Hans Joachim Schellnhuber, director of the Potsdam Institute for Climate Impact Research, has identified a series of regional climate tipping points that, together or separately, could shift the global climate into a new – and inhospitable – state.
The Time Is Now
It is not too late to step back from the brink. Authors of the tipping-point studies call for a range of interventions: limiting climate change, low-carbon approaches to development, better ecosystem management, and measures to voluntarily slow population growth where it is still rapid, such as encouraging girls’ education and universal access to family planning and reproductive health.

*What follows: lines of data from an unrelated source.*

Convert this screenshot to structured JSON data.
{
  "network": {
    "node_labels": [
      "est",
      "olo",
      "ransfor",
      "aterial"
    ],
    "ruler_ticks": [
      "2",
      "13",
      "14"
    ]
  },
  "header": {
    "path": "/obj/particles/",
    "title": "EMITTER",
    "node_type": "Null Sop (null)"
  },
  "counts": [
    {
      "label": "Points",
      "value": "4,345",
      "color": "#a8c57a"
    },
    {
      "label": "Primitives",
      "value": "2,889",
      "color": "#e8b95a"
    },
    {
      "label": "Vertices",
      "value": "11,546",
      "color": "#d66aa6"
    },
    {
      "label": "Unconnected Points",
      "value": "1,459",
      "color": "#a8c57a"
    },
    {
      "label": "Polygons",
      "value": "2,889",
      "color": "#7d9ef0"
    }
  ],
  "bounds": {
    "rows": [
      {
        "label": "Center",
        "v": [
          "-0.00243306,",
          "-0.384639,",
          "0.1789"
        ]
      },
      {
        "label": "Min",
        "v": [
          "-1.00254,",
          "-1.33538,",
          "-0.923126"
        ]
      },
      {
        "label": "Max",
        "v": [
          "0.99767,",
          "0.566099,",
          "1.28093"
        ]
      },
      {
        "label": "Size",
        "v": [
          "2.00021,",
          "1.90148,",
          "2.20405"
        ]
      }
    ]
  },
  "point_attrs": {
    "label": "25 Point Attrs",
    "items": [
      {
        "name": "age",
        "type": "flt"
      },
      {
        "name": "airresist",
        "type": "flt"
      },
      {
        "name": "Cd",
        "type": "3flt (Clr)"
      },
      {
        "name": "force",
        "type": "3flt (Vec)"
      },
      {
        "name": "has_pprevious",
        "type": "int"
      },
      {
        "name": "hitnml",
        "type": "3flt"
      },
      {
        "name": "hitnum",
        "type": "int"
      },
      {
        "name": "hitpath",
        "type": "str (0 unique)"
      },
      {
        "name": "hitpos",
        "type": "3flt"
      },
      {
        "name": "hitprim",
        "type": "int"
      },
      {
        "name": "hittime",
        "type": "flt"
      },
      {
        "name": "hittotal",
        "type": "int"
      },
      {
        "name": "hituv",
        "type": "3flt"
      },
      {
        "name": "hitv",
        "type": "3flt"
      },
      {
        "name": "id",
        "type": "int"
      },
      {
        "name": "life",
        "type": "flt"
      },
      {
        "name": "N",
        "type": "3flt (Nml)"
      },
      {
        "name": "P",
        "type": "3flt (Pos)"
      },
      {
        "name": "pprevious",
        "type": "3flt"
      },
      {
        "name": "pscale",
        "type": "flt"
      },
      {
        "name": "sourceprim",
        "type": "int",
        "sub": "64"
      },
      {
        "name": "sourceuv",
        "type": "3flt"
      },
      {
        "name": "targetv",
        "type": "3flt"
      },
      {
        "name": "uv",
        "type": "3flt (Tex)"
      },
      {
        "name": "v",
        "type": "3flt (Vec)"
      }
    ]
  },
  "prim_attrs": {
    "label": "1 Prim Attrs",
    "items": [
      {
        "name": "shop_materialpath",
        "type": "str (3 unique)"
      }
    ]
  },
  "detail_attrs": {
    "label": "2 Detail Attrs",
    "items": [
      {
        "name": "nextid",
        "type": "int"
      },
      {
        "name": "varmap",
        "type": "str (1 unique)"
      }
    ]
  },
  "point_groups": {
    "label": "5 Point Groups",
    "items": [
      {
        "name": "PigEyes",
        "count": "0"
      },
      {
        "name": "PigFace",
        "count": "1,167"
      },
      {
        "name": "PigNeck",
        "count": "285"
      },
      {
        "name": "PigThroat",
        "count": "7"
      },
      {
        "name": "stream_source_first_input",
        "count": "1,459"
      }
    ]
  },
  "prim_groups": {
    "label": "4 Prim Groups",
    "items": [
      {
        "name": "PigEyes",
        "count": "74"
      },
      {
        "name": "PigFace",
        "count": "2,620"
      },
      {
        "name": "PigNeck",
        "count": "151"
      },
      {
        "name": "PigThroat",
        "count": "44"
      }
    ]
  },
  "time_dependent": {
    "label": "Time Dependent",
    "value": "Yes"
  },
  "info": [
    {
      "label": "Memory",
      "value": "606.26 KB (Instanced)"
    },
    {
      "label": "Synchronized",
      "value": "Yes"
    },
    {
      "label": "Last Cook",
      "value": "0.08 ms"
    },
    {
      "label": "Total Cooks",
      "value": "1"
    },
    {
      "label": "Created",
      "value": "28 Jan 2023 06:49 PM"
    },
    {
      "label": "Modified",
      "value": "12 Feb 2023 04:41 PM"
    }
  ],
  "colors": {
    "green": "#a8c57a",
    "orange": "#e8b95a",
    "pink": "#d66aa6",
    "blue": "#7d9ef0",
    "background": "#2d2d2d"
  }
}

If we fail to scale back our impact, the cumulative effect of many small changes could be a planet that is virtually unrecognizable. “What features establish the identity of a face?” asks Schellnhuber. “What distortions erase that identity beyond recognition?”
Back when the Sahara was a green and fertile grassland, its human inhabitants had no way of knowing their world was about to change. Today, we have an increasingly sophisticated set of tools with which to survey our environment and measure our own impact. While our capacity to predict the future remains imperfect, we should consider ourselves warned.
Laurie Mazur is a consultant on population and the environment for the Wilson Center’s Environmental Change and Security Program and a writer and consultant to non-profit organizations. She is the editor, most recently, of A Pivotal Moment: Population, Justice and the Environmental Challenge.
Sources: The Bill and Melinda Gates Institute for Population and Reproductive Health, Breakthrough Institute, Ecosystem, Food and Agriculture Organization, Haberl et al. (2012), Los Angeles Times, Mazur (2009), Nature, New Scientist, New Yorker, Proceedings of the National Academy of Sciences, Reuters, Royal Society, Science Daily, Stockholm Environment Institute, Trends in Ecology and Evolution, Tufts University, U.S. National Oceanic and Atmospheric Administration, UN Educational, Scientific, and Cultural Organization, UN Population Division, World Bank, Worldwatch Institute, Yale Environment 360.
Photo Credit: Ruins of a fort in Libya, courtesy of flickr user gordontour.